Linking Inflammation and Cancer- What You Need to KnowMay 15, 2023
Though the link between inflammation and cancer was first discovered in the 19th century by German physician Rudolf Virchow, it wasn’t until recently that researchers began to really understand the correlation between cancer, chronic inflammation, and environmental factors like diet and lifestyle. Researchers now know that lifestyle factors such as toxin exposure, pro-inflammatory diets, and physical and psychological stress not only contribute to chronic inflammation in the body, but also increase one’s risk of developing cancer and many other conditions such as diabetes and cardiovascular diseases.
Chronic inflammation, however, doesn’t just play a role in the formation of cancer. It can lead to cancer progression as well. This is why it’s so important to adopt an inflammation-fighting anti-cancer diet and lifestyle both during and after cancer treatment! I’ve previously written about the importance of making dietary and lifestyle changes when faced with cancer, so please be sure to read that post if you haven’t already.
How Chronic Inflammation Causes Cancer
Before looking at the connection between inflammation and cancer, let’s take a moment to discuss the difference between chronic and acute inflammation. The acute inflammatory response — unlike chronic inflammation that builds up in the body over time — is both normal and an important part of healing from injury and illness. It’s the body’s way of fighting infection, healing itself, and preventing further harm.
Chronic (persistent) inflammation, on the other hand, is where things get dangerous. When the body is in a constant state of low-grade inflammation, cells can mutate and multiply — creating the perfect environment for cancer to develop and grow. Chronic inflammation has been linked to several stages of tumorigenesis, including cellular transformation (when normal cells become malignant and tumors can form); tumor promotion and proliferation, and tumor invasion, angiogenesis, and metastasis.
Normally, our immune systems can recognize and remove tumor cells, preventing them from becoming cancerous.

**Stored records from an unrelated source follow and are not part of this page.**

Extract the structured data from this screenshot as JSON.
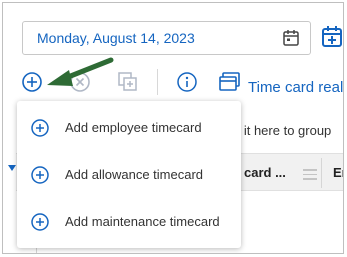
{
  "date_picker": {
    "value": "Monday, August 14, 2023",
    "calendar_icon": "calendar-icon",
    "today_icon": "calendar-today-icon"
  },
  "toolbar": {
    "add_icon": "add-circle-icon",
    "delete_icon": "delete-circle-icon",
    "copy_icon": "copy-add-icon",
    "info_icon": "info-icon",
    "time_card_label": "Time card real"
  },
  "grid": {
    "group_hint": "p it here to group",
    "columns": [
      {
        "title": "card ..."
      },
      {
        "title": "En"
      }
    ]
  },
  "add_menu": {
    "items": [
      {
        "label": "Add employee timecard",
        "icon": "add-circle-icon"
      },
      {
        "label": "Add allowance timecard",
        "icon": "add-circle-icon"
      },
      {
        "label": "Add maintenance timecard",
        "icon": "add-circle-icon"
      }
    ]
  },
  "colors": {
    "accent": "#1565c0",
    "arrow": "#2e6b35"
  }
}
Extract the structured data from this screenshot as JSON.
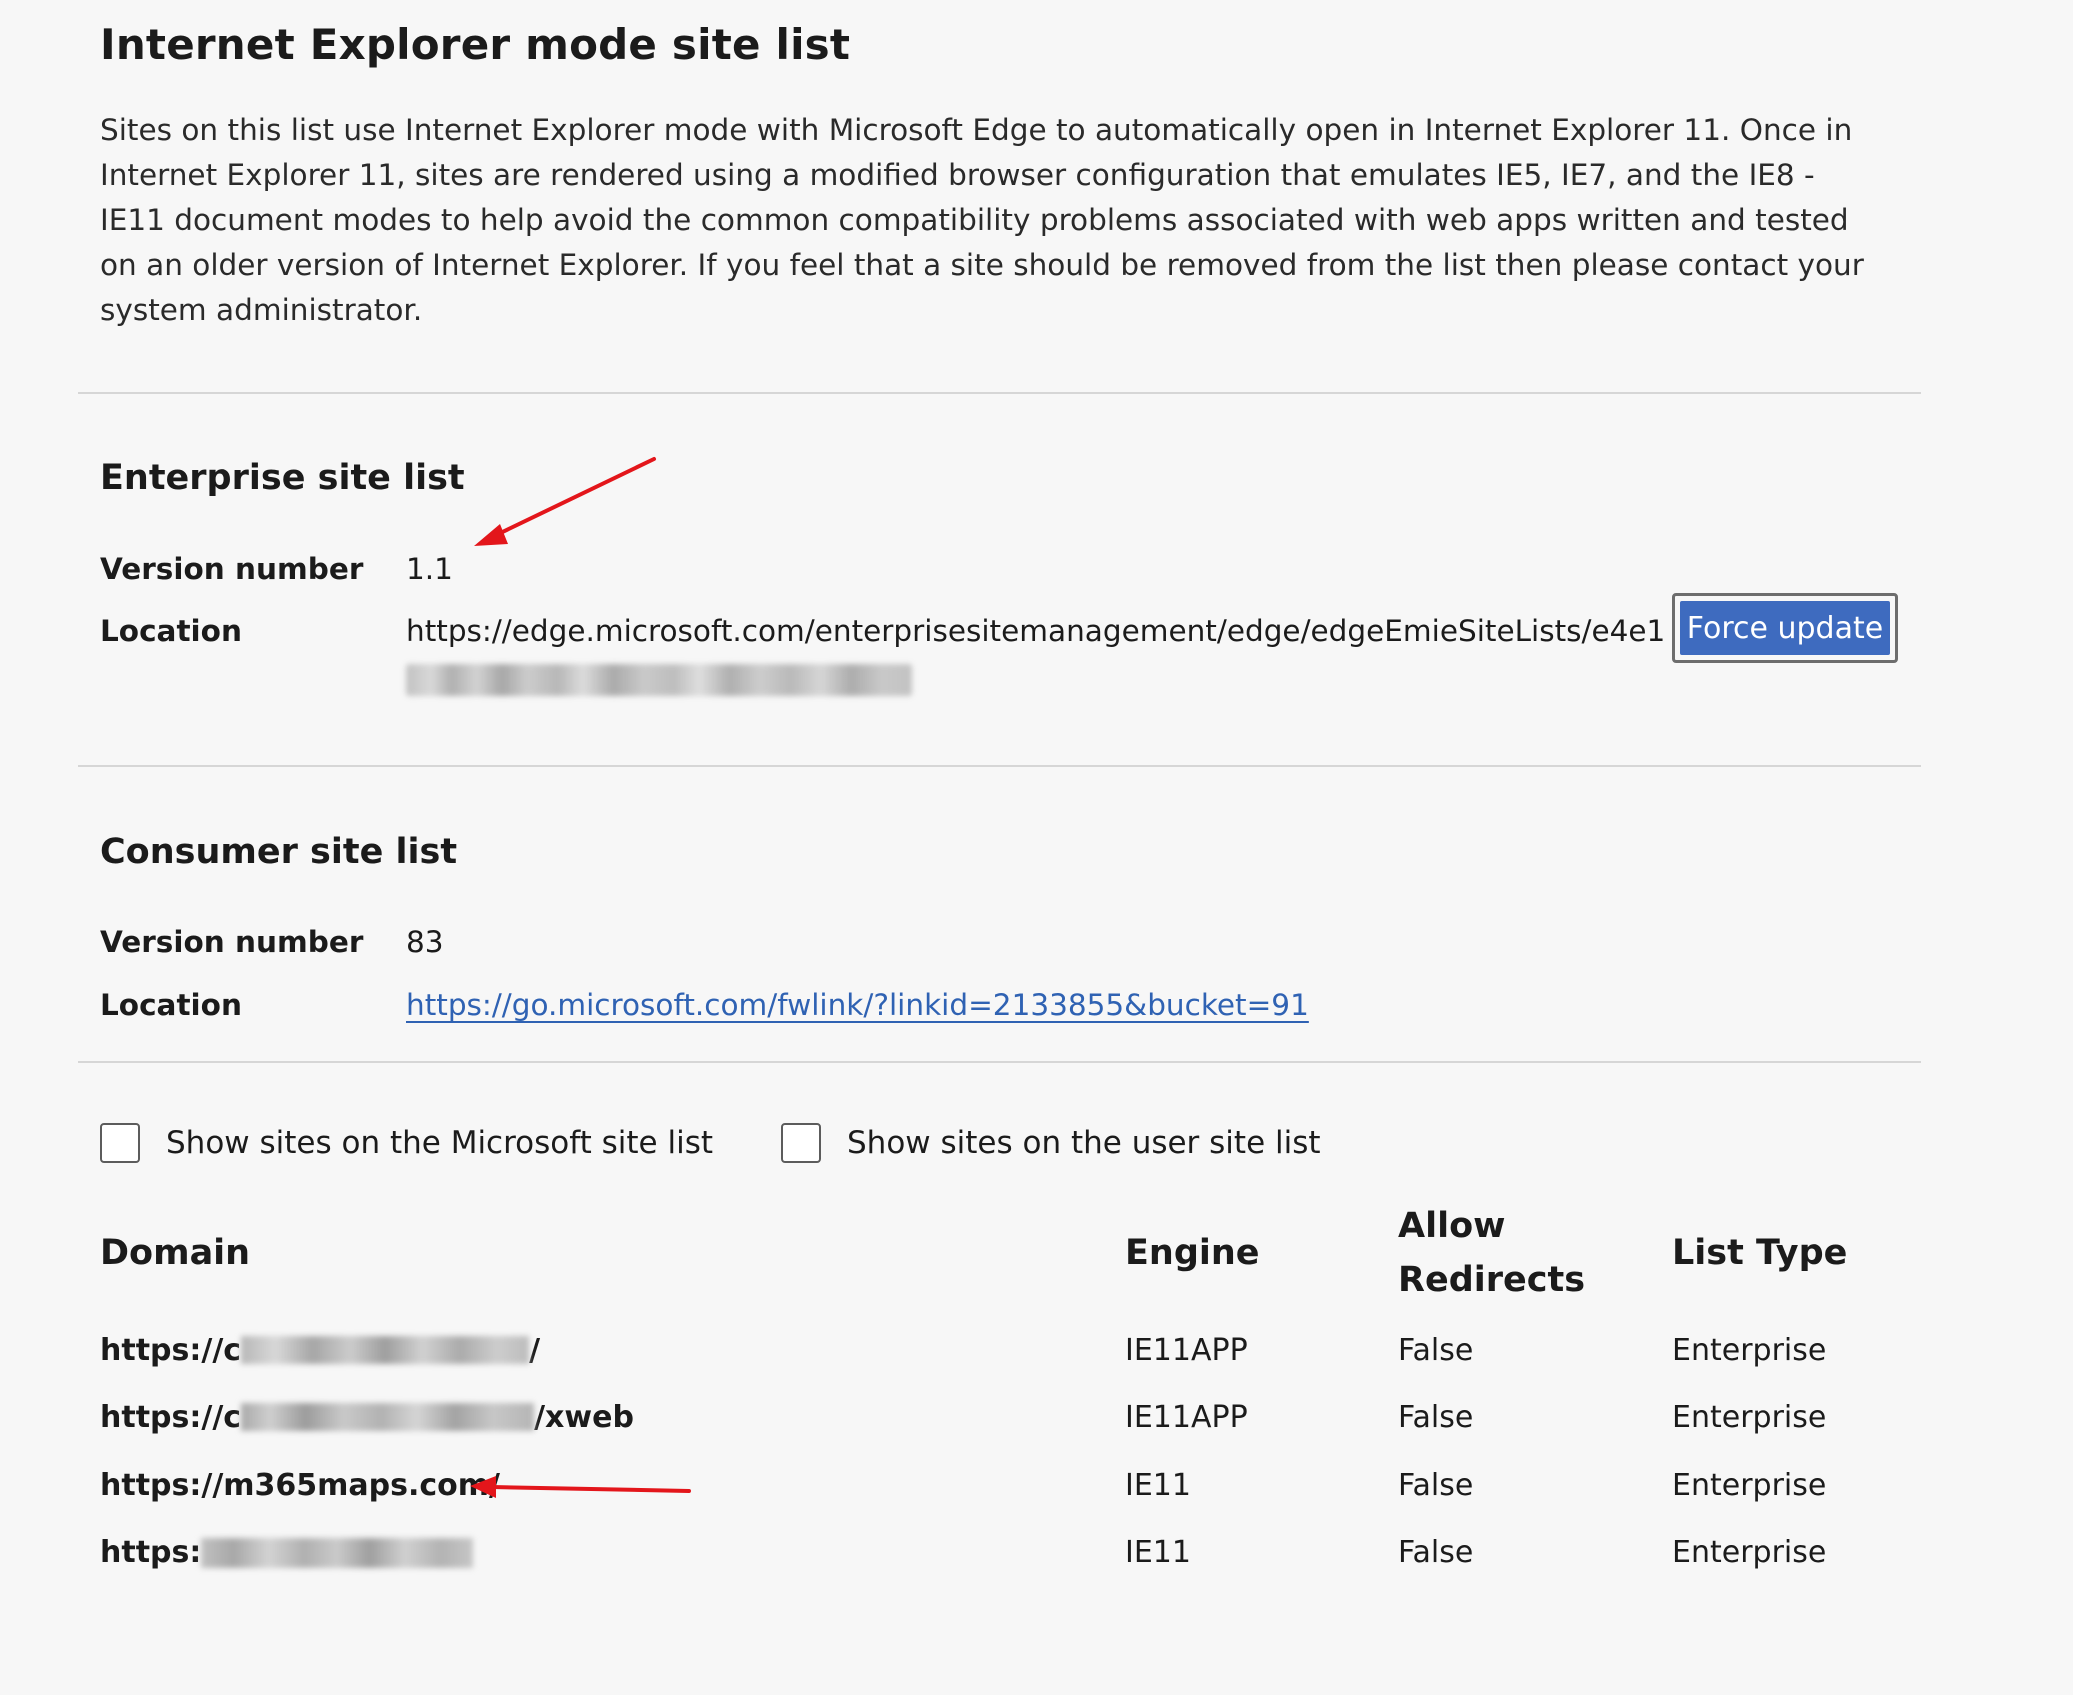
{
  "page": {
    "title": "Internet Explorer mode site list",
    "description": "Sites on this list use Internet Explorer mode with Microsoft Edge to automatically open in Internet Explorer 11. Once in Internet Explorer 11, sites are rendered using a modified browser configuration that emulates IE5, IE7, and the IE8 - IE11 document modes to help avoid the common compatibility problems associated with web apps written and tested on an older version of Internet Explorer. If you feel that a site should be removed from the list then please contact your system administrator."
  },
  "enterprise": {
    "heading": "Enterprise site list",
    "version_label": "Version number",
    "version_value": "1.1",
    "location_label": "Location",
    "location_value": "https://edge.microsoft.com/enterprisesitemanagement/edge/edgeEmieSiteLists/e4e1",
    "force_update_label": "Force update"
  },
  "consumer": {
    "heading": "Consumer site list",
    "version_label": "Version number",
    "version_value": "83",
    "location_label": "Location",
    "location_value": "https://go.microsoft.com/fwlink/?linkid=2133855&bucket=91"
  },
  "filters": {
    "microsoft_list_label": "Show sites on the Microsoft site list",
    "microsoft_list_checked": false,
    "user_list_label": "Show sites on the user site list",
    "user_list_checked": false
  },
  "table": {
    "headers": {
      "domain": "Domain",
      "engine": "Engine",
      "allow_redirects_line1": "Allow",
      "allow_redirects_line2": "Redirects",
      "list_type": "List Type"
    },
    "rows": [
      {
        "domain_prefix": "https://c",
        "domain_suffix": "/",
        "engine": "IE11APP",
        "allow_redirects": "False",
        "list_type": "Enterprise"
      },
      {
        "domain_prefix": "https://c",
        "domain_suffix": "/xweb",
        "engine": "IE11APP",
        "allow_redirects": "False",
        "list_type": "Enterprise"
      },
      {
        "domain_prefix": "https://m365maps.com/",
        "domain_suffix": "",
        "engine": "IE11",
        "allow_redirects": "False",
        "list_type": "Enterprise"
      },
      {
        "domain_prefix": "https:",
        "domain_suffix": "",
        "engine": "IE11",
        "allow_redirects": "False",
        "list_type": "Enterprise"
      }
    ]
  },
  "colors": {
    "background": "#f7f7f7",
    "link": "#2f62b3",
    "button": "#3e6bbf",
    "annotation_arrow": "#e3161b"
  }
}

When there’s chronic inflammation, however, inflammatory cells in the body may promote the formation of cancer.
A few of the things that contribute to chronic inflammation in the body include:
- Inflammatory foods, beverages, and other environmental factors (like smoking, toxin exposure, and alcohol consumption).
- Infectious agents such as Helicobacter pylori (H. pylori), Epstein-Barr Virus (EBV), and Human Papillomaviruses (HPVs), to name a few.
- Obesity and excess body fat.
- Autoimmune diseases.
- Ongoing episodes of acute inflammation.
So, what can we do to curb inflammation in the body and lower our cancer risk? Adopt an anti-inflammatory diet and lifestyle!
4 Ways to Curb Chronic Inflammation & Lower Cancer Risk
While inflammation isn’t completely avoidable (after all, acute inflammation is a “good” type of inflammation that plays an important role in protecting and healing the body after injury or illness), there are many steps we can take to prevent and reduce chronic inflammation in the body (the “bad” type of inflammation).
Here are four steps you can take immediately to curb inflammation, reduce your cancer risk, and improve your overall health:
1. Avoid pro-inflammatory foods, beverages, and environmental toxins. This includes alcohol; fried foods; red, organ, and processed meats; refined carbohydrates (such as white flour and sugar); many sugar-sweetened beverages; and other environmental toxins found in water, air, soil, and personal care products.
2. Replace pro-inflammatory foods with anti-inflammatory foods. Plant-based whole foods like fruits and vegetables, nuts and seeds, beans and lentils, whole grains, organic soybeans, green tea, and turmeric are all anti-inflammatory foods. Download my free guide to cancer-fighting foods to find a full list of recommendations.
3. Manage chronic stress. Because persistent psychological, physiological, and environmental stress are all associated with chronic inflammation and cancer, it’s important to manage stress with yoga, meditation, guided imagery, exercise, quality sleep, self-care, and other activities that bring you joy and peace of mind.
4. Exercise and maintain a healthy weight. Though obesity and excess body fat are also associated with chronic inflammation and cancer, eating an anti-inflammatory diet, managing stress, and exercising regularly can all help with maintaining a healthy weight and reducing chronic inflammation. Just one 20 minute-session of moderate-intensity exercise has anti-inflammatory effects on the body; brisk walking, using a treadmill, water aerobics, riding a bike, and playing tennis all count!
Chronic inflammation is incredibly dangerous to our health and well-being, there’s no question there. But the good news is that adopting an anti-cancer diet and lifestyle can combat inflammation in the body and reduce our risk of chronic diseases such as cancer.
Adopting an Anti-Cancer Lifestyle is Achievable
It’s never too late to adopt an anti-inflammatory diet and lifestyle. And as your biggest cheerleader in health, I’m here to help you do it. Book a free call today to learn more about how I can help!